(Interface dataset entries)
────

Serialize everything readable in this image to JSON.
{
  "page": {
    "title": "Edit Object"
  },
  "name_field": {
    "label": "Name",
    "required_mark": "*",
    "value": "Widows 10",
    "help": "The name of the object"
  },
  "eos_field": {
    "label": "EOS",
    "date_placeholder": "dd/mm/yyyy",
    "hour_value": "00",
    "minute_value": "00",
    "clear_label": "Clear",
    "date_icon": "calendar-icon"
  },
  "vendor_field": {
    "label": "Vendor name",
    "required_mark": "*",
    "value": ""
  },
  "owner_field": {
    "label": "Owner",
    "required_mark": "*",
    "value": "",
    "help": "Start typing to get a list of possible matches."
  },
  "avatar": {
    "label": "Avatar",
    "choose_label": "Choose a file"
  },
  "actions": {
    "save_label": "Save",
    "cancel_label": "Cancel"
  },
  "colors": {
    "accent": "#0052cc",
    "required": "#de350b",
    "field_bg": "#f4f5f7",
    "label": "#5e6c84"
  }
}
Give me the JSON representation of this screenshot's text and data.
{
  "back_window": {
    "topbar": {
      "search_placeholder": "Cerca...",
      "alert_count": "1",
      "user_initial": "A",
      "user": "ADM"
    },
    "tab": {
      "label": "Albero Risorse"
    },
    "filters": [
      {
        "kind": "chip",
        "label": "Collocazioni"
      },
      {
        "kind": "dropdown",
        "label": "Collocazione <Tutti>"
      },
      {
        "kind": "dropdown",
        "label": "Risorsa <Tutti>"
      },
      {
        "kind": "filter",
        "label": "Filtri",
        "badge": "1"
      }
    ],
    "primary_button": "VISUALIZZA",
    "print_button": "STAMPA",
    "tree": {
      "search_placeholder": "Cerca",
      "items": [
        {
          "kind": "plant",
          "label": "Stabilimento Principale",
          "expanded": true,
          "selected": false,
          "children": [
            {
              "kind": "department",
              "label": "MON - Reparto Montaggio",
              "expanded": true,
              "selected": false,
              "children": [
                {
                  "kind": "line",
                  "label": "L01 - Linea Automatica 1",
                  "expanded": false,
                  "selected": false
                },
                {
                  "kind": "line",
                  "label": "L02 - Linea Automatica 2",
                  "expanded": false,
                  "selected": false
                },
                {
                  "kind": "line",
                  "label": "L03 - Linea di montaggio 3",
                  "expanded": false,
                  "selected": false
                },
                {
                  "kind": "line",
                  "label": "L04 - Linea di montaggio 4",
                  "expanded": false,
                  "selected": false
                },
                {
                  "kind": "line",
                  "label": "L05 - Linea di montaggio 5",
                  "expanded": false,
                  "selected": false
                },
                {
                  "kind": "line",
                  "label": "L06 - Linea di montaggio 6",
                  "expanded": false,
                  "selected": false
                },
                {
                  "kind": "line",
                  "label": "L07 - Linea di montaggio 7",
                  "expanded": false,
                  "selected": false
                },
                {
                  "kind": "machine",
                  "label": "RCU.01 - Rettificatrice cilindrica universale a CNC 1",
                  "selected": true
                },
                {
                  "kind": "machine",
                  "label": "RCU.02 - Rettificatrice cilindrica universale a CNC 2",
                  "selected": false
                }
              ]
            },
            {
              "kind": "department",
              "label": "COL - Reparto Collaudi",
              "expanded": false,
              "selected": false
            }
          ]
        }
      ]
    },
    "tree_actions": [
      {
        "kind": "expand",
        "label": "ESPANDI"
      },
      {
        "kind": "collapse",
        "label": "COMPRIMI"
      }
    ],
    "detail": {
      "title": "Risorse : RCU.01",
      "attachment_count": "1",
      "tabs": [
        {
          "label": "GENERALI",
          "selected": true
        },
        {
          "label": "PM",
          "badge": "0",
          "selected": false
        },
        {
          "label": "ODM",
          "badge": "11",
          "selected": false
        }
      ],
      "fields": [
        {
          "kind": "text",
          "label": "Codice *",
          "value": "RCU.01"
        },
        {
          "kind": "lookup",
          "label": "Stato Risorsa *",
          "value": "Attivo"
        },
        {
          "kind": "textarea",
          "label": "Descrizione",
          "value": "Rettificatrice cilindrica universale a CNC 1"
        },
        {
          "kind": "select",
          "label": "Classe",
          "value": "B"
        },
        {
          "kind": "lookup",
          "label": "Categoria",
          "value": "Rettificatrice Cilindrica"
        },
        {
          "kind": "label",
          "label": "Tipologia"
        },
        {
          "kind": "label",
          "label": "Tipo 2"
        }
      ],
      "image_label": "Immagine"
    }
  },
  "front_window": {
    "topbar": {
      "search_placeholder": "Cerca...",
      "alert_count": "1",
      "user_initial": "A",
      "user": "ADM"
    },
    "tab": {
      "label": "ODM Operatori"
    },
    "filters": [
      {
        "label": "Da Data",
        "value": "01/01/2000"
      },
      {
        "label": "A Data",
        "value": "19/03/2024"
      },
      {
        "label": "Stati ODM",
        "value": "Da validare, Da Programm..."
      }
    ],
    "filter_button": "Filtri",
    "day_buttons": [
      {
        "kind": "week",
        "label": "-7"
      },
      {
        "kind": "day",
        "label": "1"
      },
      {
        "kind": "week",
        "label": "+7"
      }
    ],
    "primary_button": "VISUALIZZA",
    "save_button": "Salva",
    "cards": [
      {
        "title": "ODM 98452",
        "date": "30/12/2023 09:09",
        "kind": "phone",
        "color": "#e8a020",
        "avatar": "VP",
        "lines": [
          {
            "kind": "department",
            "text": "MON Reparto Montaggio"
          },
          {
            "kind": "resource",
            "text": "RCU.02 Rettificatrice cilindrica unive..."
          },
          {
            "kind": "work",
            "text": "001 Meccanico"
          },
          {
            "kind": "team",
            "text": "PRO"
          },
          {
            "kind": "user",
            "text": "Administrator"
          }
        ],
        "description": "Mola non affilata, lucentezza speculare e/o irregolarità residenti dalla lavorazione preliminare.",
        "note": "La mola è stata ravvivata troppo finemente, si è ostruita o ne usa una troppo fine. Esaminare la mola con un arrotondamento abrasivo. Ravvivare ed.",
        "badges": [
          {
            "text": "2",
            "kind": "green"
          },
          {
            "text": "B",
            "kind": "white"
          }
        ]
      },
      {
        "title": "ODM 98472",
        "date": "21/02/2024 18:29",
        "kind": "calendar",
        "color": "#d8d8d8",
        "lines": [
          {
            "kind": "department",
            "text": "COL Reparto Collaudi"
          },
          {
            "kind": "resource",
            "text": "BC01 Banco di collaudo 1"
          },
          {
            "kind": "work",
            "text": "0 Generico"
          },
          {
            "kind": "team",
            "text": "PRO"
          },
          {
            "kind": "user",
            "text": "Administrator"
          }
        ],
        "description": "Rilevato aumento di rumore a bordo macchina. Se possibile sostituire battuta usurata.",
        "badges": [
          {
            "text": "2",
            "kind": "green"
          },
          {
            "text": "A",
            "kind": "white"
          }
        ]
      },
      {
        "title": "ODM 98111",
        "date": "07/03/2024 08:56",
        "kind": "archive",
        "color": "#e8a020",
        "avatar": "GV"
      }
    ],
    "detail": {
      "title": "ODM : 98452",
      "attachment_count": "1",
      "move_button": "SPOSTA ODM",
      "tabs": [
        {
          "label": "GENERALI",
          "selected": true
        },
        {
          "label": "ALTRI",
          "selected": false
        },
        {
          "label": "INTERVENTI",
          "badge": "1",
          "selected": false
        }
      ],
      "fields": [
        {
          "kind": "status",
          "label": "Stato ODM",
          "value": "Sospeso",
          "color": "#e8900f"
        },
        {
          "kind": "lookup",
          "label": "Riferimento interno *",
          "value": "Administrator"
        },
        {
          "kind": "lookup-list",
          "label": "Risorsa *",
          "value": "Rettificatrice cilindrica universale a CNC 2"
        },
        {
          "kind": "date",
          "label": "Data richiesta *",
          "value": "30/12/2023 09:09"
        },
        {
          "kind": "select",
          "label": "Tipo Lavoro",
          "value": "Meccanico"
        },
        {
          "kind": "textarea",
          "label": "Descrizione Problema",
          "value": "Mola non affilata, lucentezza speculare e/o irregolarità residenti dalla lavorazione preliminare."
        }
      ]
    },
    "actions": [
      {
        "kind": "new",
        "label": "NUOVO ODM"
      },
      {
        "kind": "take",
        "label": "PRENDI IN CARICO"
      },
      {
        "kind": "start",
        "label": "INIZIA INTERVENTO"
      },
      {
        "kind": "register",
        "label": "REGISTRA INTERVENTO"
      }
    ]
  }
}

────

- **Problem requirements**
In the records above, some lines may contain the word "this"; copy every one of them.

- **Output of the exercise**
Serialize everything readable in this image to JSON.
Give me the JSON representation of this screenshot's text and data.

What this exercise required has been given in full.